The Man at 3am

Reads: 167  | Likes: 0  | Shelves: 0  | Comments: 1

  • Facebook
  • Twitter
  • Reddit
  • Pinterest
  • Invite

Status: In Progress  |  Genre: Flash Fiction  |  House: Booksie Classic

A woman watches a man come out of her neighbor's house at 3am.

The Man at 3am

There’s a light from the streetlamp. It casts a spotlight on the driveway before it blends into the trees. At 3am the shadows wave along the bushes as I stand at my bedroom window and look down on my neighbor’s house.

A man appears on the driveway. He’s dressed in a long dark overcoat and steps into the lamplight – the same man as every night – with the same hat, the same crease down the middle because he seems to come from the past. From an old movie, or fifty years ago, right onto my neighbor’s driveway.

I gasp and hold back as he steps in the light. Do I imagine him?

He stops. He’s never stopped before.

Not since all this started and we clamped down and stayed home because people were dying. So many were dying in New York, so many were sick and unable to breathe; he always hurried then. Walked fast, turning out of the driveway and onto the street, walking rapidly toward the university and the hospital and the research lab where they’re working night and day to make a vaccine. He walked fast with his head down, so I couldn’t see to his face.

It’s only that my dear old neighbor Ralph had died this past December. Old Ralph who used to work at the research lab for all those years, so that I watch out for his house now, which is empty and vacant and up for sale. Because as the weeks stretch on, the same man comes out of that house at 3am and I stand at my window wanting to think that its Ralph – he’s back in action now. Up there late nights at the laboratory putting a bug in their ears. Try this. Try that! 

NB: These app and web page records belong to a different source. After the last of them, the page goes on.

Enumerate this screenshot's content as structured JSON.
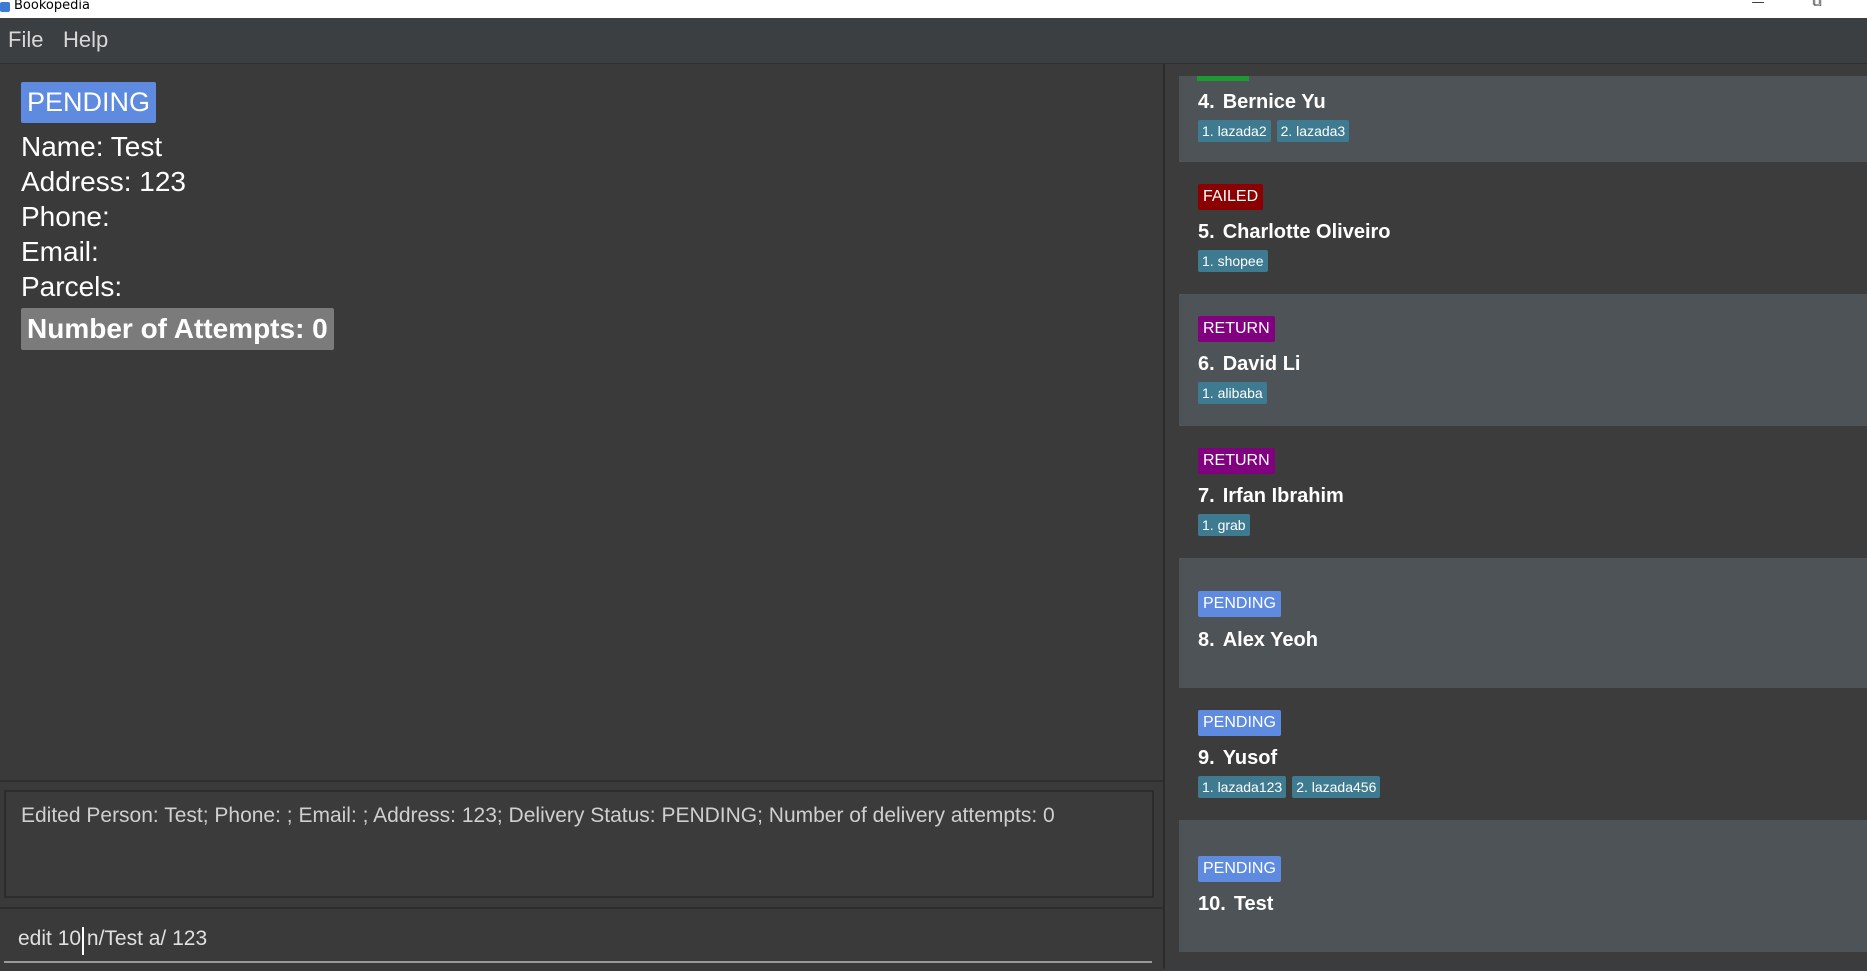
{
  "window": {
    "title": "Bookopedia",
    "minimize_glyph": "—",
    "restore_glyph": "⧉"
  },
  "menu": {
    "file": "File",
    "help": "Help"
  },
  "detail": {
    "status": "PENDING",
    "name": "Name: Test",
    "address": "Address: 123",
    "phone": "Phone:",
    "email": "Email:",
    "parcels": "Parcels:",
    "attempts": "Number of Attempts: 0"
  },
  "colors": {
    "PENDING": "#5e8be0",
    "FAILED": "#8b0000",
    "RETURN": "#800080",
    "DELIVERED": "#1f9a33"
  },
  "result": "Edited Person: Test; Phone: ; Email: ; Address: 123; Delivery Status: PENDING; Number of delivery attempts: 0",
  "command": "edit 10 n/Test a/ 123",
  "persons": [
    {
      "index": "4.",
      "name": "Bernice Yu",
      "status": "",
      "tags": [
        "1. lazada2",
        "2. lazada3"
      ]
    },
    {
      "index": "5.",
      "name": "Charlotte Oliveiro",
      "status": "FAILED",
      "tags": [
        "1. shopee"
      ]
    },
    {
      "index": "6.",
      "name": "David Li",
      "status": "RETURN",
      "tags": [
        "1. alibaba"
      ]
    },
    {
      "index": "7.",
      "name": "Irfan Ibrahim",
      "status": "RETURN",
      "tags": [
        "1. grab"
      ]
    },
    {
      "index": "8.",
      "name": "Alex Yeoh",
      "status": "PENDING",
      "tags": []
    },
    {
      "index": "9.",
      "name": "Yusof",
      "status": "PENDING",
      "tags": [
        "1. lazada123",
        "2. lazada456"
      ]
    },
    {
      "index": "10.",
      "name": "Test",
      "status": "PENDING",
      "tags": []
    }
  ]
}
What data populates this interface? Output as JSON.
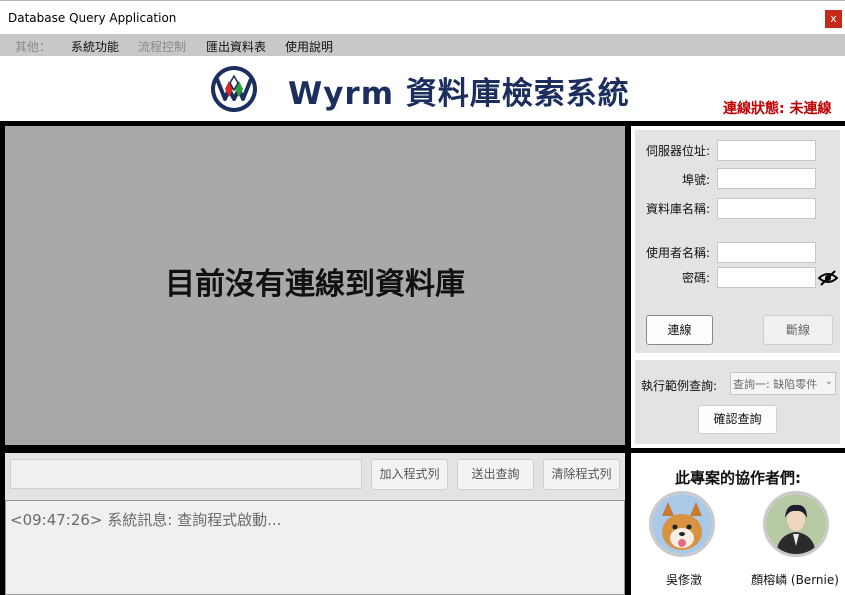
{
  "window": {
    "title": "Database Query Application",
    "close_label": "x"
  },
  "menu": [
    {
      "label": "其他：",
      "enabled": false
    },
    {
      "label": "系統功能",
      "enabled": true
    },
    {
      "label": "流程控制",
      "enabled": false
    },
    {
      "label": "匯出資料表",
      "enabled": true
    },
    {
      "label": "使用說明",
      "enabled": true
    }
  ],
  "header": {
    "app_title": "Wyrm 資料庫檢索系統",
    "connection_status": "連線狀態: 未連線"
  },
  "display": {
    "message": "目前沒有連線到資料庫"
  },
  "connection": {
    "server_label": "伺服器位址:",
    "port_label": "埠號:",
    "dbname_label": "資料庫名稱:",
    "username_label": "使用者名稱:",
    "password_label": "密碼:",
    "server_value": "",
    "port_value": "",
    "dbname_value": "",
    "username_value": "",
    "password_value": "",
    "connect_label": "連線",
    "disconnect_label": "斷線"
  },
  "sample_query": {
    "label": "執行範例查詢:",
    "selected": "查詢一: 缺陷零件",
    "confirm_label": "確認查詢"
  },
  "query": {
    "input_value": "",
    "add_label": "加入程式列",
    "send_label": "送出查詢",
    "clear_label": "清除程式列"
  },
  "log": {
    "line": "<09:47:26> 系統訊息: 查詢程式啟動..."
  },
  "collaborators": {
    "title": "此專案的協作者們:",
    "people": [
      {
        "name": "吳俢澂"
      },
      {
        "name": "顏榕嶙 (Bernie)"
      }
    ]
  },
  "colors": {
    "brand": "#1c2e5e",
    "status": "#c00000",
    "panel": "#e3e3e3",
    "display": "#a9a9a9"
  }
}
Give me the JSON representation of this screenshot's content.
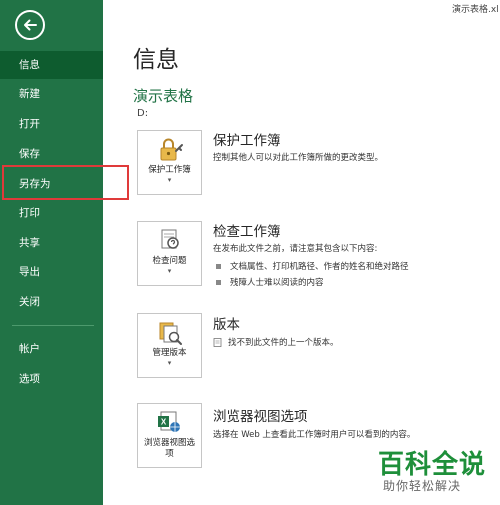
{
  "window": {
    "file_name": "演示表格.xl"
  },
  "sidebar": {
    "items": [
      {
        "label": "信息"
      },
      {
        "label": "新建"
      },
      {
        "label": "打开"
      },
      {
        "label": "保存"
      },
      {
        "label": "另存为"
      },
      {
        "label": "打印"
      },
      {
        "label": "共享"
      },
      {
        "label": "导出"
      },
      {
        "label": "关闭"
      },
      {
        "label": "帐户"
      },
      {
        "label": "选项"
      }
    ]
  },
  "main": {
    "title": "信息",
    "doc_title": "演示表格",
    "doc_path": "D:",
    "sections": [
      {
        "button_label": "保护工作簿",
        "has_caret": "▾",
        "heading": "保护工作簿",
        "description": "控制其他人可以对此工作簿所做的更改类型。"
      },
      {
        "button_label": "检查问题",
        "has_caret": "▾",
        "heading": "检查工作簿",
        "description": "在发布此文件之前，请注意其包含以下内容:",
        "bullets": [
          "文档属性、打印机路径、作者的姓名和绝对路径",
          "残障人士难以阅读的内容"
        ]
      },
      {
        "button_label": "管理版本",
        "has_caret": "▾",
        "heading": "版本",
        "description": "找不到此文件的上一个版本。"
      },
      {
        "button_label": "浏览器视图选项",
        "heading": "浏览器视图选项",
        "description": "选择在 Web 上查看此工作簿时用户可以看到的内容。"
      }
    ]
  },
  "watermark": {
    "main": "百科全说",
    "sub": "助你轻松解决"
  },
  "colors": {
    "sidebar": "#217346",
    "sidebar_active": "#0e5c2f",
    "accent": "#217346",
    "highlight": "#e03a3a",
    "watermark": "#1e8f3a"
  }
}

I don’t want it to be some homeless man with a garbage hat, but angel Ralph who’s hard at work, still helping us. That all of those who’ve died are still hovering around in the hospitals, holding around the ventilators as the sick ones breathe in and breathe out. That they’re soothing and helping, however they can, whispering kind words in their ears. So that the weary caregivers, who’re risking their own lives, can get some kind of strength from them. Draw in some sort of sap and buoying up in the long dark night – the graveyard shift – now seen in a kinder light.

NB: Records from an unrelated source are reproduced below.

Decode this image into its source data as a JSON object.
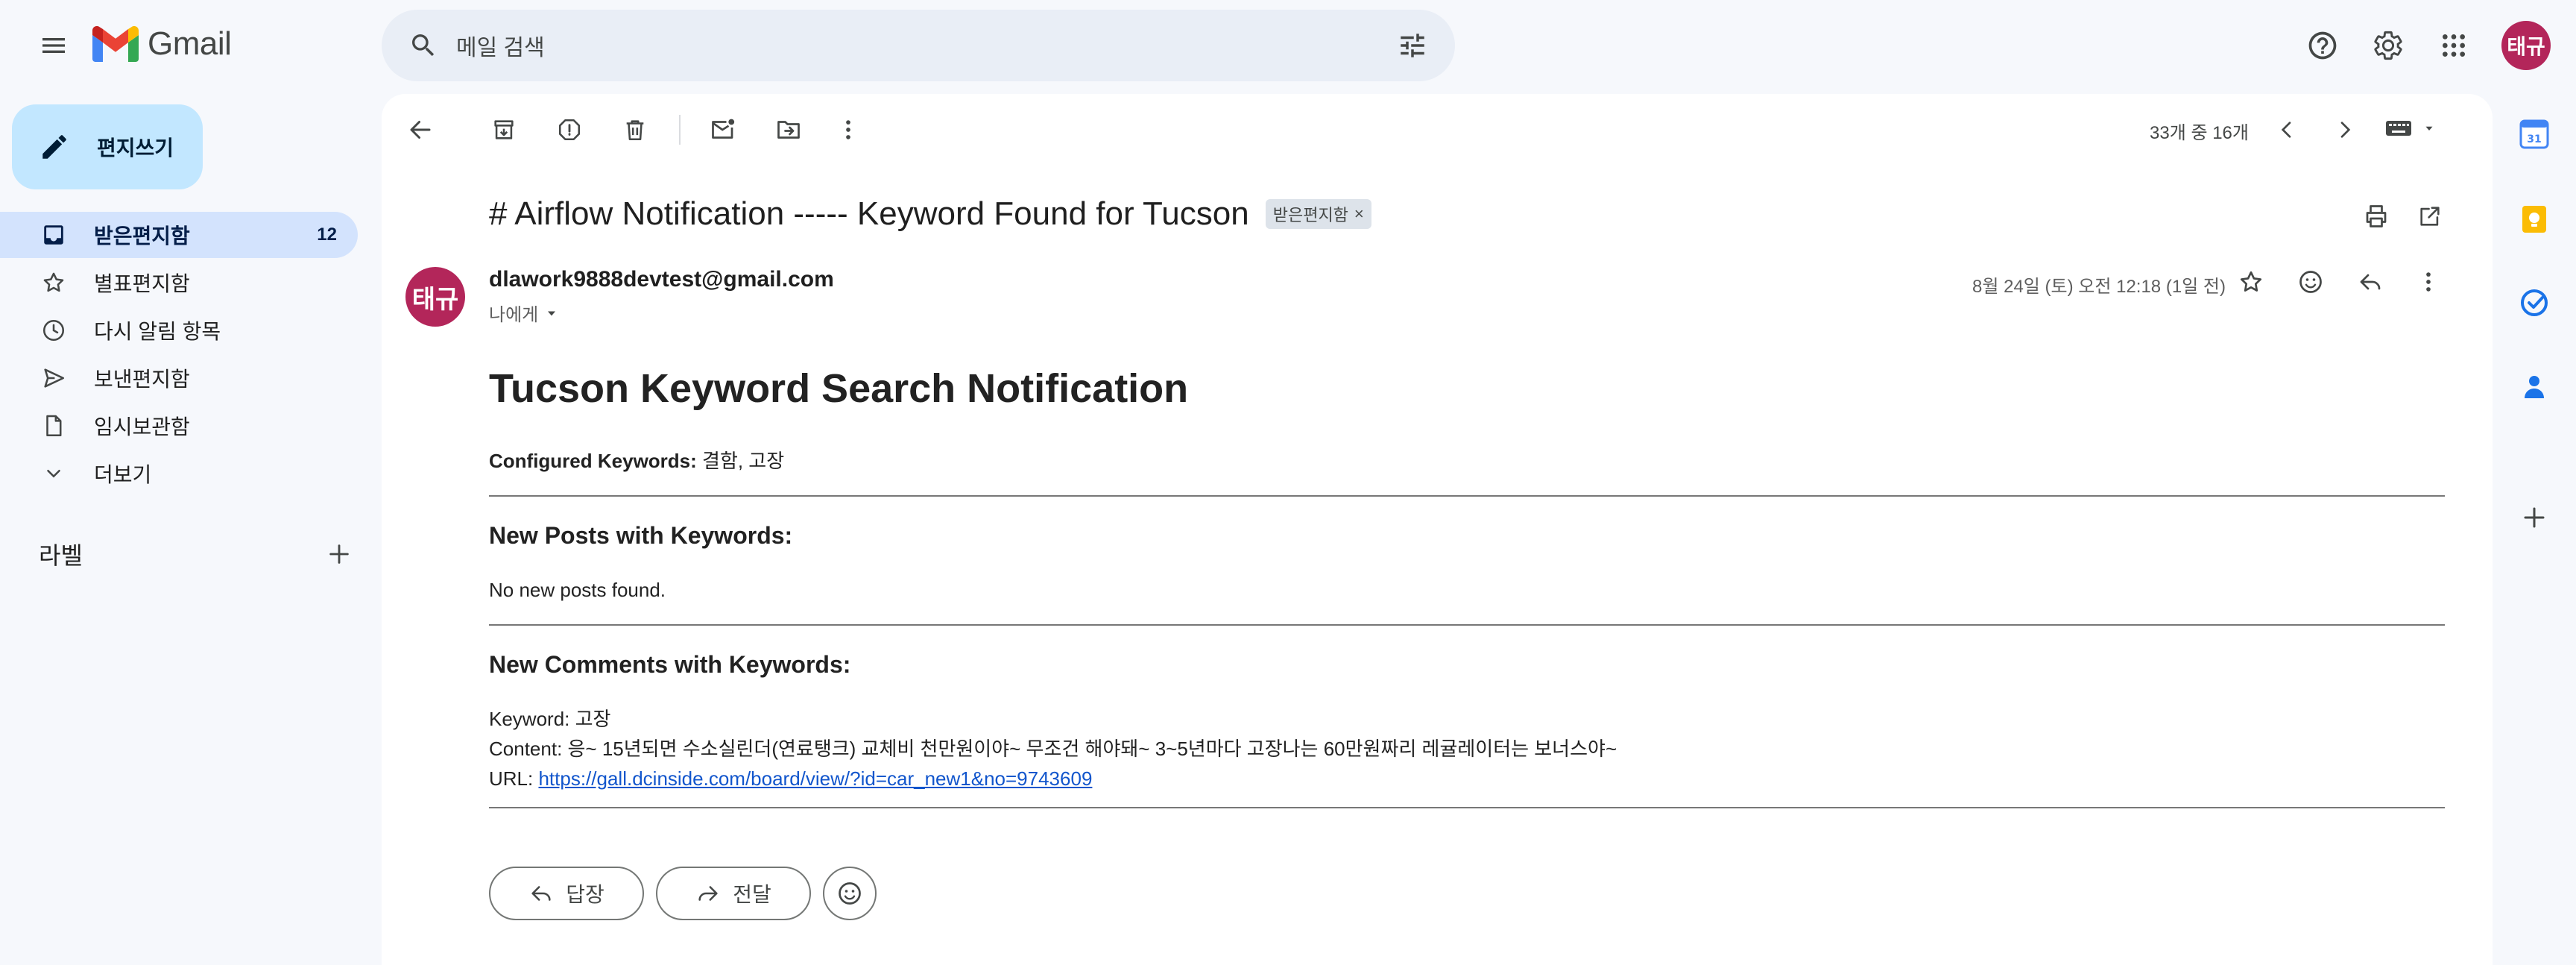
{
  "app": {
    "name": "Gmail",
    "avatar_initials": "태규"
  },
  "search": {
    "placeholder": "메일 검색"
  },
  "compose": {
    "label": "편지쓰기"
  },
  "nav": {
    "items": [
      {
        "label": "받은편지함",
        "count": "12",
        "icon": "inbox-icon",
        "active": true
      },
      {
        "label": "별표편지함",
        "count": "",
        "icon": "star-icon"
      },
      {
        "label": "다시 알림 항목",
        "count": "",
        "icon": "clock-icon"
      },
      {
        "label": "보낸편지함",
        "count": "",
        "icon": "send-icon"
      },
      {
        "label": "임시보관함",
        "count": "",
        "icon": "draft-icon"
      },
      {
        "label": "더보기",
        "count": "",
        "icon": "chevron-down-icon"
      }
    ],
    "labels_title": "라벨"
  },
  "toolbar": {
    "pager": "33개 중 16개"
  },
  "message": {
    "subject": "# Airflow Notification ----- Keyword Found for Tucson",
    "chip_label": "받은편지함",
    "sender_initials": "태규",
    "sender": "dlawork9888devtest@gmail.com",
    "to": "나에게",
    "date": "8월 24일 (토) 오전 12:18 (1일 전)"
  },
  "body": {
    "title": "Tucson Keyword Search Notification",
    "configured_label": "Configured Keywords:",
    "configured_value": " 결함, 고장",
    "posts_heading": "New Posts with Keywords:",
    "posts_text": "No new posts found.",
    "comments_heading": "New Comments with Keywords:",
    "keyword_line": "Keyword: 고장",
    "content_line": "Content: 응~ 15년되면 수소실린더(연료탱크) 교체비 천만원이야~ 무조건 해야돼~ 3~5년마다 고장나는 60만원짜리 레귤레이터는 보너스야~",
    "url_label": "URL: ",
    "url": "https://gall.dcinside.com/board/view/?id=car_new1&no=9743609"
  },
  "actions": {
    "reply": "답장",
    "forward": "전달"
  },
  "colors": {
    "accent": "#0b57d0",
    "avatar": "#b3265a",
    "active_nav": "#d3e3fd",
    "compose": "#c2e7ff"
  }
}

The man looks up at my window.

I peer down in his face.

He takes his hat and tips it, then walks – with purpose – into the night.

 


Submitted: May 03, 2020

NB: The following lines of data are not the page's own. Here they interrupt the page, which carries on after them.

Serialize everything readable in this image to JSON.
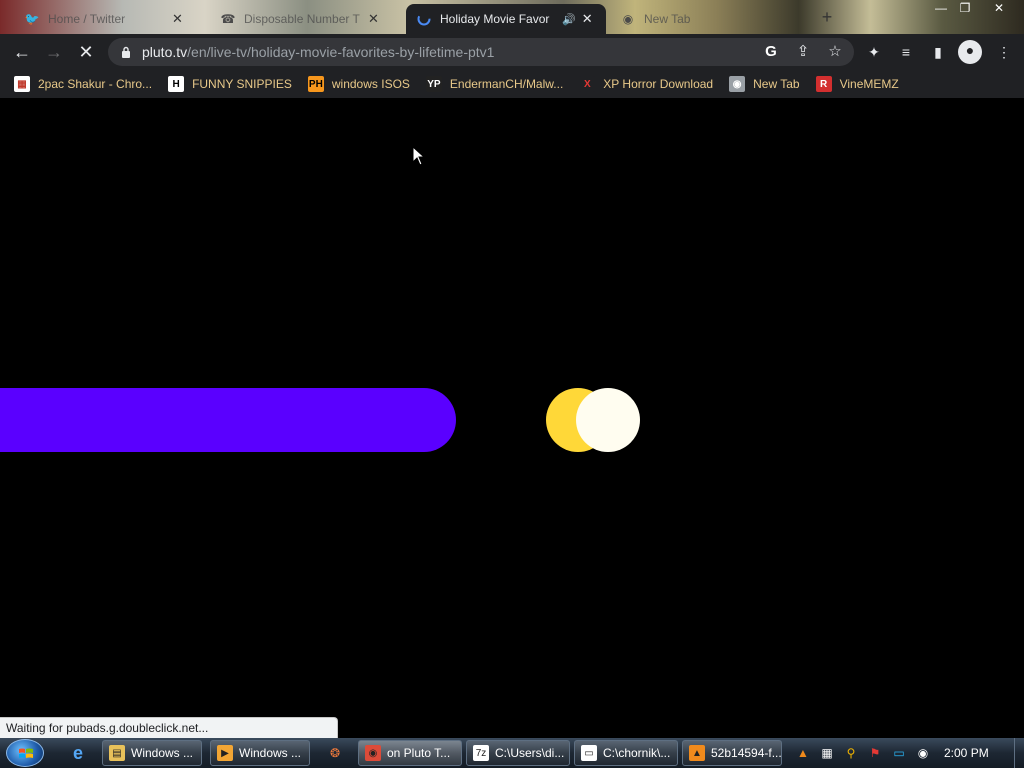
{
  "tabs": [
    {
      "label": "Home / Twitter",
      "icon": "twitter-icon",
      "active": false
    },
    {
      "label": "Disposable Number T",
      "icon": "phone-icon",
      "active": false
    },
    {
      "label": "Holiday Movie Favor",
      "icon": "loading-icon",
      "active": true
    },
    {
      "label": "New Tab",
      "icon": "chrome-icon",
      "active": false
    }
  ],
  "toolbar": {
    "url_host": "pluto.tv",
    "url_path": "/en/live-tv/holiday-movie-favorites-by-lifetime-ptv1"
  },
  "bookmarks": [
    {
      "label": "2pac Shakur - Chro...",
      "icon": "store-icon",
      "icon_bg": "#ffffff",
      "icon_fg": "#c0392b",
      "glyph": "▦"
    },
    {
      "label": "FUNNY SNIPPIES",
      "icon": "h-letter-icon",
      "icon_bg": "#ffffff",
      "icon_fg": "#000000",
      "glyph": "H"
    },
    {
      "label": "windows ISOS",
      "icon": "ph-logo-icon",
      "icon_bg": "#f7971d",
      "icon_fg": "#000000",
      "glyph": "PH"
    },
    {
      "label": "EndermanCH/Malw...",
      "icon": "yp-logo-icon",
      "icon_bg": "#222222",
      "icon_fg": "#ffffff",
      "glyph": "YP"
    },
    {
      "label": "XP Horror Download",
      "icon": "x-logo-icon",
      "icon_bg": "#202124",
      "icon_fg": "#e53935",
      "glyph": "X"
    },
    {
      "label": "New Tab",
      "icon": "chrome-icon",
      "icon_bg": "#9aa0a6",
      "icon_fg": "#ffffff",
      "glyph": "◉"
    },
    {
      "label": "VineMEMZ",
      "icon": "r-logo-icon",
      "icon_bg": "#d32f2f",
      "icon_fg": "#ffffff",
      "glyph": "R"
    }
  ],
  "status_text": "Waiting for pubads.g.doubleclick.net...",
  "taskbar": {
    "buttons": [
      {
        "label": "Windows ...",
        "icon": "folder-icon",
        "icon_bg": "#e8c15a",
        "glyph": "▤",
        "active": false
      },
      {
        "label": "Windows ...",
        "icon": "media-player-icon",
        "icon_bg": "#f2a534",
        "glyph": "▶",
        "active": false
      },
      {
        "label": "on Pluto T...",
        "icon": "chrome-icon",
        "icon_bg": "#dd4b39",
        "glyph": "◉",
        "active": true
      },
      {
        "label": "C:\\Users\\di...",
        "icon": "7zip-icon",
        "icon_bg": "#ffffff",
        "glyph": "7z",
        "active": false
      },
      {
        "label": "C:\\chornik\\...",
        "icon": "window-icon",
        "icon_bg": "#ffffff",
        "glyph": "▭",
        "active": false
      },
      {
        "label": "52b14594-f...",
        "icon": "vlc-icon",
        "icon_bg": "#f08a1c",
        "glyph": "▲",
        "active": false
      }
    ],
    "clock": "2:00 PM"
  },
  "colors": {
    "loader_bar": "#5a00ff",
    "toggle_yellow": "#ffd838",
    "toggle_white": "#fffdf0",
    "bookmark_text": "#e8c98a"
  }
}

© Copyright 2021 Suzanne Mays. All rights reserved.

  • Facebook
  • Twitter
  • Reddit
  • Pinterest
  • Invite

Add Your Comments:

Comments

Archia

I loved that end, it was so beautiful. I enjoyed the mystery that built around who this man was, and that tip at the end that he's not such a mystery but a man who does amazing work.

Wed, January 6th, 2021 11:48pm

Facebook Comments

More Flash Fiction Short Stories

Other Content by Suzanne Mays

Short Story / Action and Adventure

Book / Romance

Book / Romance